Pollen keeps us sneezingPublished 2:09am Wednesday, March 21, 2012
Spring and the beautiful flowers, green grass, budding and flowering trees, sneezing, running noses, itchy eyes.
Whoa. How’d that change?
It seems everyone I talk to is either suffering from allergies or has someone in their immediate family that is. I found out that over 50 million people in the United States are affected by allergies.
No wonder it seems like everyone and his or her neighbor is sneezing. When I checked the “allergy” forecast for our area it was a 9.6 out of 10. Predominately we’re being bombarded by Elm and Cedar/Juniper. Our allergy forecast is expected to remain high for some time.
Well, I decided to find out just why I’m so miserable. I found enough information to fill a book. The simplest most concise answer I found was this:
“An allergy is an abnormally high sensitivity reaction to an ordinarily harmless substance. The immune system of an allergic person reacts when an allergen is absorbed into their body, treating the substance as a harmful invader, causing the white blood cells to begin producing IgE antibodies which attach themselves to mast cells. When this occurs it causes the body to release histamine, which can cause allergy symptoms such as watery eyes, itching, sneezing or a runny nose.” – Judy Tidwell, Your Guide to Allergies.
OK, so that means what? It means my body is confused and is attacking something it doesn’t need to and I’m miserable. Well, I found out why I am so miserable. The next step is to find some solutions to feel better. On with the research!
The first order of business is to make sure it’s allergies causing the problem. Hello, Doctor? Yep, it’s doctor visit time.
Well, we’ve (my family and I) have seen the doctor and he says that it’s allergies. I think everyone in my house is on allergy medication — I should buy stock in a pharmaceutical company! The medication does help, but I began to wonder what else could I do to help alleviate some of these allergies.
Back to the research! I love the Internet.
According to American Academy of Allergy Asthma and Immunology (try saying that 10 times fast) they recommend the following things:
Avoid the cause of the allergy. Well, that’s a good idea, but, to avoid the allergies here, I’d have to stop breathing! I know, I know – that’s not what they mean. I’m irritable when I’m miserable.
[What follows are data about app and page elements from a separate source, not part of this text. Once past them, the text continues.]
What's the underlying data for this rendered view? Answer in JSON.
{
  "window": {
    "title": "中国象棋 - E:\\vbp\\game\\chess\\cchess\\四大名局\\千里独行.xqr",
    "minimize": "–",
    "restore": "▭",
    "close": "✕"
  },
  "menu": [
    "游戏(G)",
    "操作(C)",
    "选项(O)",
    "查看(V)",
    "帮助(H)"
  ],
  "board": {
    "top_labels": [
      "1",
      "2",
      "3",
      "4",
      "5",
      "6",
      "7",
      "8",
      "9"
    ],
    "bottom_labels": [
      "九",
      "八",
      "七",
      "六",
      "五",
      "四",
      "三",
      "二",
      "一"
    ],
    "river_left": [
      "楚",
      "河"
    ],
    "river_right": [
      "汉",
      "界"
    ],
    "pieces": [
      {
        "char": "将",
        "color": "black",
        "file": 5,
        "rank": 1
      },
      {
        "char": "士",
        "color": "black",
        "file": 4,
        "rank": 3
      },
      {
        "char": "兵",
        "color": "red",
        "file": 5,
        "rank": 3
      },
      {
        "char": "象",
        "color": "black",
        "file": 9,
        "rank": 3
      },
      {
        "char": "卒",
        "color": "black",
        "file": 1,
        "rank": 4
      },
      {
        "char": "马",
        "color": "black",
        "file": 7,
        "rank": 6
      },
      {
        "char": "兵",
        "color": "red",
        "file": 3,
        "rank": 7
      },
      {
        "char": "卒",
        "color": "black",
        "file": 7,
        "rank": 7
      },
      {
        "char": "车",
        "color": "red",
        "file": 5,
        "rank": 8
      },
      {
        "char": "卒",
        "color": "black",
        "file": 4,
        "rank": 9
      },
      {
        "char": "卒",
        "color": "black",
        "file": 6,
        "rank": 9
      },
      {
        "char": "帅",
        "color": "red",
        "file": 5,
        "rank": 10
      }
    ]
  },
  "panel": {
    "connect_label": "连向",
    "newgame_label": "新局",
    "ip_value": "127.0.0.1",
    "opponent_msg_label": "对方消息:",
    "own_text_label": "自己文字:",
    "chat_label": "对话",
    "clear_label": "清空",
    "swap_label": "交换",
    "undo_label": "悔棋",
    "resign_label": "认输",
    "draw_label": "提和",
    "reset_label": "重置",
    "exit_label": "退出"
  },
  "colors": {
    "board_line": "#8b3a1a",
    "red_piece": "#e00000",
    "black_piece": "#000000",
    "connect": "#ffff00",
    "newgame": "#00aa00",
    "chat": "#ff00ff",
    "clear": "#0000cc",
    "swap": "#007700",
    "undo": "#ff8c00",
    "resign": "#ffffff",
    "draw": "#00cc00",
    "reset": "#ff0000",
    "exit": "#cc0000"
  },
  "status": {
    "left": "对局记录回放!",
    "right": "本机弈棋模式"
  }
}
The AAAAI suggests keeping the windows and doors closed and the air conditioner and dehumidifier running. The AAAAI also suggest keeping car windows closed when traveling and minimizing outdoor activity when the pollen count is high or the wind is blowing.
Did you know that plants typically release pollen at certain times of the day? So find out the general time your allergen is being released and avoid being outside during that time. Another suggestion was to wear a paper mask when mowing or raking because those activities stir up the pollen.
Take vacations to more pollen-free places like the beach or sea. (Anyone for a two-month long vacation? Do you think my husband’s boss would go for that one? I can just see him saying, “I need a two-month vacation to take my family to a more pollen-free environment.” Not!)
It’s also recommended that not hang clothing or sheets out to dry. The pollen collects on them. (Rats, I love sun dried sheets. I’ll just have to wait until the pollen settles down.)
The last suggestion is just common sense. Take a bath or shower after outdoor activity to wash off any allergens that may have collected on you.
According to the information I have, the high pollen counts will continue for a while. I bet the electric company loves us about now. We can’t go without the air conditioner – nobody can breathe!